▶ **Assigned task**
Reproduce the entries word for word, and omit any picture you find in them.

--- Available data ---

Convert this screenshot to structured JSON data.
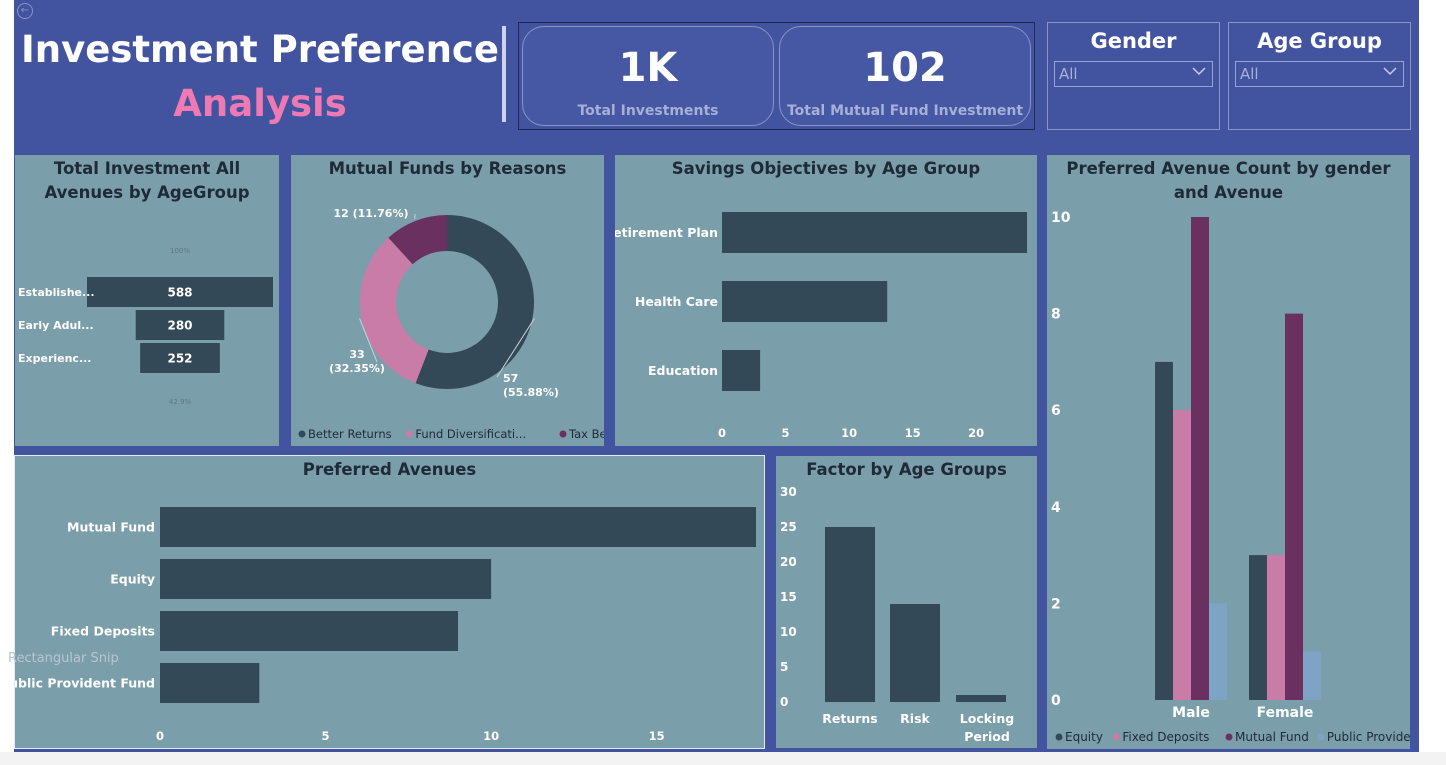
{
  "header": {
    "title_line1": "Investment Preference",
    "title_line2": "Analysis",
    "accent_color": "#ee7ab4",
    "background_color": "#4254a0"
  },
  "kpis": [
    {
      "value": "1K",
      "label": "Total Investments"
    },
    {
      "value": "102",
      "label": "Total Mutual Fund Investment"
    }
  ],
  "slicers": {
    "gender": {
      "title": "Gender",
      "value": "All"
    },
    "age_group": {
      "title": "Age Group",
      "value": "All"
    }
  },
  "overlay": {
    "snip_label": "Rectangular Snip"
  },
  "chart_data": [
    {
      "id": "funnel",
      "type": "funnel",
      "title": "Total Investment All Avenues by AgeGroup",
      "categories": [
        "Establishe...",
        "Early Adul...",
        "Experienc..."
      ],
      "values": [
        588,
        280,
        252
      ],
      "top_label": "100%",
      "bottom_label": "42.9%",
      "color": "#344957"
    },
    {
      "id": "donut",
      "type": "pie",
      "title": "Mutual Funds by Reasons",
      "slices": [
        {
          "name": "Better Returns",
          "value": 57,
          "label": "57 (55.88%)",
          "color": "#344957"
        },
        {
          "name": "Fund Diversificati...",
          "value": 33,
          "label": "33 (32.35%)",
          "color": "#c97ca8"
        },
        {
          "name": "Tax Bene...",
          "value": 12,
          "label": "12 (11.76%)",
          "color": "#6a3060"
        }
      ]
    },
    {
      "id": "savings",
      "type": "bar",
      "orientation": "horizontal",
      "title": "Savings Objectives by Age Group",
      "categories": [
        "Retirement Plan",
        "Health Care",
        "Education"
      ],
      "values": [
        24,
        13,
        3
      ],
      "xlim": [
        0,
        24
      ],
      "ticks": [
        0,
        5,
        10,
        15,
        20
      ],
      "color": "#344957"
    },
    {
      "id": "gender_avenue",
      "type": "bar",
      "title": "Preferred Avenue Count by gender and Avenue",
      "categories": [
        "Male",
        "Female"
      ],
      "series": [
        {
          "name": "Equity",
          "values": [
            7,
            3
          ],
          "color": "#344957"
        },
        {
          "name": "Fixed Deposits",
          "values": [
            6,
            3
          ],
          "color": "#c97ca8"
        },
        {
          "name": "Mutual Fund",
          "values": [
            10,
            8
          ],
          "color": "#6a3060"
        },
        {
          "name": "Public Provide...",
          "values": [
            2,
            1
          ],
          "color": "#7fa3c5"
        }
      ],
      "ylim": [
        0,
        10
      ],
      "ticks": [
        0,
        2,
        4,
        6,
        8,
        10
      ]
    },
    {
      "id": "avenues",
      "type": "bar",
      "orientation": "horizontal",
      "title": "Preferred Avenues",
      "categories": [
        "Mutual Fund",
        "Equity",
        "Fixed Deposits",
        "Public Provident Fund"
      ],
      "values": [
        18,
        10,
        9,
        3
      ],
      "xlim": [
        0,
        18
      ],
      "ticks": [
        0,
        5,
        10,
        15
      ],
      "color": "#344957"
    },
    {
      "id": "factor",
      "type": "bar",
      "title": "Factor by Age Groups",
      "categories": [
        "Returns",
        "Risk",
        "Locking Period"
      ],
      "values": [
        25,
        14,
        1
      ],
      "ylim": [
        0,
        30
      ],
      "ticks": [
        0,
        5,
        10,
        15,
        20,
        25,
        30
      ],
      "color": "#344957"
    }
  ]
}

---

▶ **Final answer**
Convert this screenshot to structured JSON data.
{
  "header": {
    "title_line1": "Investment Preference",
    "title_line2": "Analysis",
    "accent_color": "#ee7ab4",
    "background_color": "#4254a0"
  },
  "kpis": [
    {
      "value": "1K",
      "label": "Total Investments"
    },
    {
      "value": "102",
      "label": "Total Mutual Fund Investment"
    }
  ],
  "slicers": {
    "gender": {
      "title": "Gender",
      "value": "All"
    },
    "age_group": {
      "title": "Age Group",
      "value": "All"
    }
  },
  "overlay": {
    "snip_label": "Rectangular Snip"
  },
  "chart_data": [
    {
      "id": "funnel",
      "type": "funnel",
      "title": "Total Investment All Avenues by AgeGroup",
      "categories": [
        "Establishe...",
        "Early Adul...",
        "Experienc..."
      ],
      "values": [
        588,
        280,
        252
      ],
      "top_label": "100%",
      "bottom_label": "42.9%",
      "color": "#344957"
    },
    {
      "id": "donut",
      "type": "pie",
      "title": "Mutual Funds by Reasons",
      "slices": [
        {
          "name": "Better Returns",
          "value": 57,
          "label": "57 (55.88%)",
          "color": "#344957"
        },
        {
          "name": "Fund Diversificati...",
          "value": 33,
          "label": "33 (32.35%)",
          "color": "#c97ca8"
        },
        {
          "name": "Tax Bene...",
          "value": 12,
          "label": "12 (11.76%)",
          "color": "#6a3060"
        }
      ]
    },
    {
      "id": "savings",
      "type": "bar",
      "orientation": "horizontal",
      "title": "Savings Objectives by Age Group",
      "categories": [
        "Retirement Plan",
        "Health Care",
        "Education"
      ],
      "values": [
        24,
        13,
        3
      ],
      "xlim": [
        0,
        24
      ],
      "ticks": [
        0,
        5,
        10,
        15,
        20
      ],
      "color": "#344957"
    },
    {
      "id": "gender_avenue",
      "type": "bar",
      "title": "Preferred Avenue Count by gender and Avenue",
      "categories": [
        "Male",
        "Female"
      ],
      "series": [
        {
          "name": "Equity",
          "values": [
            7,
            3
          ],
          "color": "#344957"
        },
        {
          "name": "Fixed Deposits",
          "values": [
            6,
            3
          ],
          "color": "#c97ca8"
        },
        {
          "name": "Mutual Fund",
          "values": [
            10,
            8
          ],
          "color": "#6a3060"
        },
        {
          "name": "Public Provide...",
          "values": [
            2,
            1
          ],
          "color": "#7fa3c5"
        }
      ],
      "ylim": [
        0,
        10
      ],
      "ticks": [
        0,
        2,
        4,
        6,
        8,
        10
      ]
    },
    {
      "id": "avenues",
      "type": "bar",
      "orientation": "horizontal",
      "title": "Preferred Avenues",
      "categories": [
        "Mutual Fund",
        "Equity",
        "Fixed Deposits",
        "Public Provident Fund"
      ],
      "values": [
        18,
        10,
        9,
        3
      ],
      "xlim": [
        0,
        18
      ],
      "ticks": [
        0,
        5,
        10,
        15
      ],
      "color": "#344957"
    },
    {
      "id": "factor",
      "type": "bar",
      "title": "Factor by Age Groups",
      "categories": [
        "Returns",
        "Risk",
        "Locking Period"
      ],
      "values": [
        25,
        14,
        1
      ],
      "ylim": [
        0,
        30
      ],
      "ticks": [
        0,
        5,
        10,
        15,
        20,
        25,
        30
      ],
      "color": "#344957"
    }
  ]
}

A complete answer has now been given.